1. Tarharyhmä, ca. 1995. That was Maija Vilkkuna’s old band, an all-girl punk outfit that played everything double fast (if you have eMusic, look up Jenny Choi and the Third Shift, “My First Time” – that’s what they sounded like). My neighbor Paulina T. was in a Finnish class with Maija and we hung out with her in the lobby of Tavastia before the show. It was before anyone knew who she was; five years later she couldn’t walk into a classroom without everyone feeling the silent frisson of rockstar.

Between 1996 and 2003 I was doing the hardest part of my graduate work and didn’t really get out much.

2. Steel Wheels and J.M.K.E., ca. 2004. Two Soviet-era punk bands from Estonia, come to Senate Square to play at a celebration welcoming Estonia to the EU. J.M.K.E. is more famous but I mainly heard Steel Wheels, who I was told at the time were J.M.K.E., and who played an Estonian version of the Sex Pistols’ “God Save the Queen” with the lead singer prancing around wrapped in a Union Jack in the Estonian colors.

3. The Lucksmiths, this evening. “… One for Steve … yes, Steve the Crocodile Hunter Irwin, dead today from a stingray barb through the heart … yeah, big fucking surprise… the guy wrestled snakes … only a matter of time, really … he went the way he wanted to go … actually, his first choice was an adder bite in the balls, stingray was only number two … we’d like to thank you all for coming out on a Monday night … Monday, what is this, don’t you guys have school tomorrow?”

No, I’m all done, thanks. But yes, I kind of do, in the sense of having things of no direct utility that I need to get up and do in order to have a better life later.

At some point this entry will have links and also a picture of the Lucksmiths fridge magnet which was as Anth said a bargain at 1€. The fuel to fly it here probably cost more than that.

20 June 2000

Vin Scelsa’s Idiot’s Delight has a web show, every Tuesday through Thursday from noon to 6 pm Eastern time. One more reason not to bother going back to New York.

PS 2015: Vin sounds a little slower these days but he is still going, currently here, and some of the audio archives on his Wikipedia page work. (RIP Pete Fornatale and Alison Steele, the other two late-night voices of my Manhattan years.) We are trying to perpetuate Vin’s spirit of eclectic, free-form radio on ICR Friday Breakfast.

PPS 2015: This great intro from Alison Steele must be heard.
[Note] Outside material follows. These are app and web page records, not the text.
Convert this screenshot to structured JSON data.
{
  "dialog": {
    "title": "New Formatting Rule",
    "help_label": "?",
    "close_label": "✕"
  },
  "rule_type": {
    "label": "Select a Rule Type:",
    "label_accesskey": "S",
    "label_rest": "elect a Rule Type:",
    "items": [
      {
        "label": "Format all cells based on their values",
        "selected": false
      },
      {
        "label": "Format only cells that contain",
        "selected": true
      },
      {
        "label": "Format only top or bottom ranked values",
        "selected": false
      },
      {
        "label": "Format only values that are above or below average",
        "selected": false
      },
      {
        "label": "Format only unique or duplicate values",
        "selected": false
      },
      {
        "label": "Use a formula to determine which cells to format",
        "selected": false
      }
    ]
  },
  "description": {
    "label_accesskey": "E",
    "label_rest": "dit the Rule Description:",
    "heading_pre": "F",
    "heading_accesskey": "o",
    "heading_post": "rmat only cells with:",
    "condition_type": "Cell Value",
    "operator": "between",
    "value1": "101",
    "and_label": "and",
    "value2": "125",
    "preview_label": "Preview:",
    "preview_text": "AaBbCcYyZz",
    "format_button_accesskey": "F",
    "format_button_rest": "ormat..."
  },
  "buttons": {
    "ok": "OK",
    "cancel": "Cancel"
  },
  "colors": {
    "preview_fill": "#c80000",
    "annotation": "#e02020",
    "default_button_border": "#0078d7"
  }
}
She did an original bit like that to start every show, usually shorter though.

12 May 2000

New voices in folk: Beth Amsel, November
Project. From Live 365  and Patrick.